—CIBC’s new ad campaign is based on an imagined scenario of therapy dogs helping people relax when talking personal finances. But Eric Blais wonders if the scenario might be too believable—
Toronto-based Corporate Canine Therapy provides trained therapy dogs to promote productivity and well-being by offering therapeutic visits to offices and private spaces. Canine therapy has been shown to reduce stress levels, provide comfort, and even lower blood pressure. While most of the services offered are therapeutic, the company also provides canines for advertising and film work. It must be a way to keep Champ, Bobo, Bacon, and Luna busy in downtimes.
This blurring of the line between canine therapy and thespianism brings me to CIBC’s latest advertising, featuring what it calls Financial Stress Companions. (Read The Message’s story here.)

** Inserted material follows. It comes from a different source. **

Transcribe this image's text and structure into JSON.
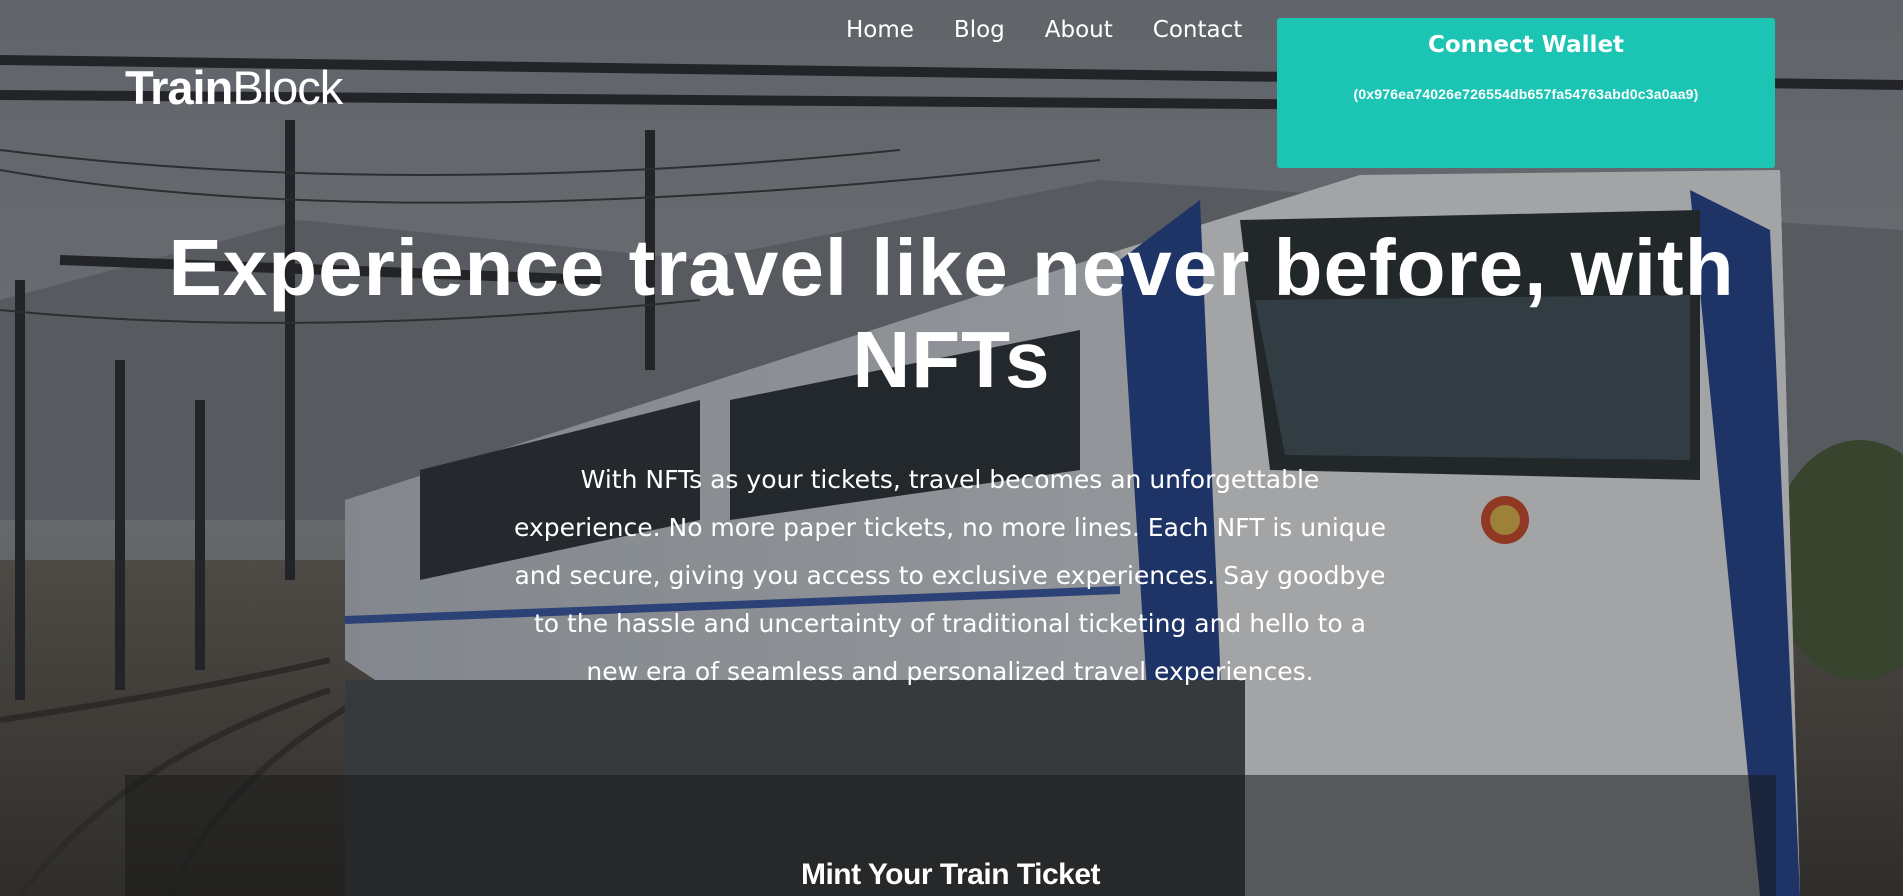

Therapy dogs help vulnerable populations like people in hospice care or hospitals, and people suffering from high anxiety and stress. Students cramming for finals can benefit from therapy dogs as a method of stress reduction, as can stressed-out workers. Organizations like the Washington state-based non-profit Pet Partners host therapy animal events at companies such as Google, Aetna, and Farmers Insurance.
But could therapy dogs help people who feel stressed when talking about their personal finances and financial planning? That appears to be the question that inspired a new campaign from CIBC and its recently hired agency, Courage.
To be sure, financial anxiety is a big deal. According to a 2022 survey by the FP Canada Institute, which provides professional education to financial planners, one in three Canadians (35%) say financial stress is leading to anxiety, depression, or mental health issues.
Every big bank would like to believe its financial planners can help their clients with that anxiety. But CIBC and Courage seemingly realized it would be difficult to stand out with another ad about its financial advisors, whereas an experiment with canine therapy to relieve financial anxiety would grab people’s attention. After all, it’s been well documented that babies and puppies in ads can elicit positive consumer responses.
Before I go further, I should say that our firm worked with CIBC for the past decade, providing French adaptations of national campaigns for the Quebec market until new agency partners were hired last fall. What follows is not sour grapes—the firm is doing just fine. This is simply what I would have said if I was still working on the brand.
I might be naive, but I suspect I am not alone in believing it’s possible that CIBC could actually be offering some sort of canine therapy to its customers. If banks can offer free iPads and Nespresso coffee makers just for opening an account, it’s possible they could include canine therapy as part of consultations with financial advisors.
As reported by The Message, “this was a one-time experiment captured for film to deliver a larger message about CIBC.” And senior vice-president of marketing Tammy Sadinsky said they liked the dogs idea as “a metaphor for the way talking to one of our advisors makes people feel.”
But I’m not sure everyone will get the metaphor.
The advertising suggests that the “experiment” had a positive impact on customers’ financial stress levels. I suspect many will assume that CIBC is now offering this solution to other customers. The descriptive text accompanying the video online claims that CIBC “introduced Financial Stress Companions, a CIBC experiment, to help people have a real talk about their money. Because that’s the first step to a real solution. Visit CIBC.com to book a chat with one of our advisors and get started.”
The television spot and in-branch poster featuring a woman hugging a therapy dog suggest to me that Financial Stress Companions is a real program. It’s capitalized, which usually indicates it’s a proprietary program. It is made even more plausible by the television spot’s narrative, which begins with what looks like an authentic testimonial from a customer who is stressed about his money situation. The closing super, with the invitation to have a “real” talk about money, further suggests the whole thing is real, and I could not see the usual bank disclaimer that “conditions apply.”
One commentator on CIBC’s Instagram post wrote, “Hold on… is it a real experiment or a joke? Love the idea if it’s a real pilot.”
I had the same question, so I visited the nearest CIBC branch to inquire about getting a Financial Stress Companion. I briefly met with an advisor and asked him if a long-time customer like me could get access to the canine therapy provided by the bank’s new Financial Stress Companion. He answered with a smile: “That’s just marketing.” That’s a risky experiment for a bank that wants to make its customers’ ambitions real by being real in all it does.
Eric Blais is the president of Headspace Marketing, a consultancy that helps marketers build brands in Quebec.